Another image from the clothing collaboration shows London wearing a white sweatshirt with a message that reads, “We (The Marathon Clothing) honor the unwavering faith of those that never quit. Our products represent their testimony. Life is a marathon.”

A portion of the net proceeds from PUMA’s sales of the PUMA x TMC Collection will go directly to the Neighborhood “Nip” Foundation. Beginning February 1st, the collection will be available again in select retailers and on PUMA's official website.

 

View this post on Instagram

 

#HussleAndMotivate

A post shared by Lauren London (@laurenlondon) on Jan 23, 2020 at 5:58pm PST

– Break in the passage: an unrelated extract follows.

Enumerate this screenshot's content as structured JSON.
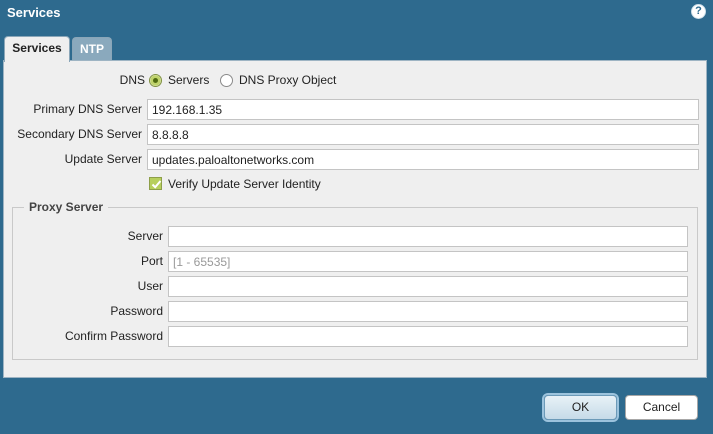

London previously linked with Puma for a viral video campaign paying tribute to her longtime love. Hustle, whose Victory Lap recently went platinum, will be celebrated at the 62nd annual Grammy Awards with a tribute featuring YG, Roddy Ricch, Kirk Franklin, DJ Khaled, and John Legend.

The 2020 Grammy Awards will air on Sunday, Jan. 26 at 8 p.m. ET on CBS.

Continue Reading
Lil Wayne performs at the 2019 Outside Lands music festival at Golden Gate Park on August 09, 2019 in San Francisco, California.
Tim Mosenfelder/Getty Images

Lil Wayne Reveals Release Date For ‘Funeral’ Album

Four years after initially announcing the project, Lil Wayne took to Twitter on Thursday (Jan. 23) to reveal that his  Funeral album will drop next week.

“Welcome to the funeral, closed casket as usual,” Tunechi says in the album teaser. The Grammy winner also tweeted a link for fans to pre-order physical and digital copies of the album as a CD, vinyl or “digital cassette.” The online shop features album merchandise, including long-sleeved shirts, hoodies and beanies.

In a recent interview with VIBE, Lil Wayne said that even though his recording process has drastically changed since his prolific mixtape days, he still finds enjoyment in going to the studio to create.

“I love the difficulty of trying to fit in with what’s going on today, making sure I sound likable to the ears today and having to remind myself that it’s not about what it was back then. Going to the studio now, for me, is awesome. I used to go to that muf***a and do 12 songs a night. Cut a beat on, I’m going to go and you let me know when to stop,” Wayne said.

“...I can’t wait to get in the studio now every night, just to see what I can come up with. [Before] it was just me going to the studio and saying, let me kill ten more songs and then I’m going to go home or do whatever I was doing. Now, it’s let me see what I come up with. Self-discovery, rebirth – call it whatever you want to call it but it feels awesome, I swear to God.”

The New Orleans native’s last studio LP, Tha Carter V, dropped in 2018 after years of delays. In 2019, the 37-year-old rapper embarked on a joint summer tour with Blink-182, but the jaunt was marred by difficulty as Wayne walked off stage during one show and threatened to quit. He changed his mind hours later.

Even with all the tour trouble, Blink-182 had nothing but good things to say about Weezy. “The one day where he walked off stage, he had said, ‘I just felt like they didn’t like me,’ so he walked off stage,” drummer Travis Barker explained in an interview last year.

Funeral drops on Jan. 31. Check out the album teaser below.

1/31 https://t.co/7VtPC39vT6 pic.twitter.com/FQrLNA8ptn

— Lil Wayne WEEZY F (@LilTunechi) January 23, 2020

Continue Reading

Top Stories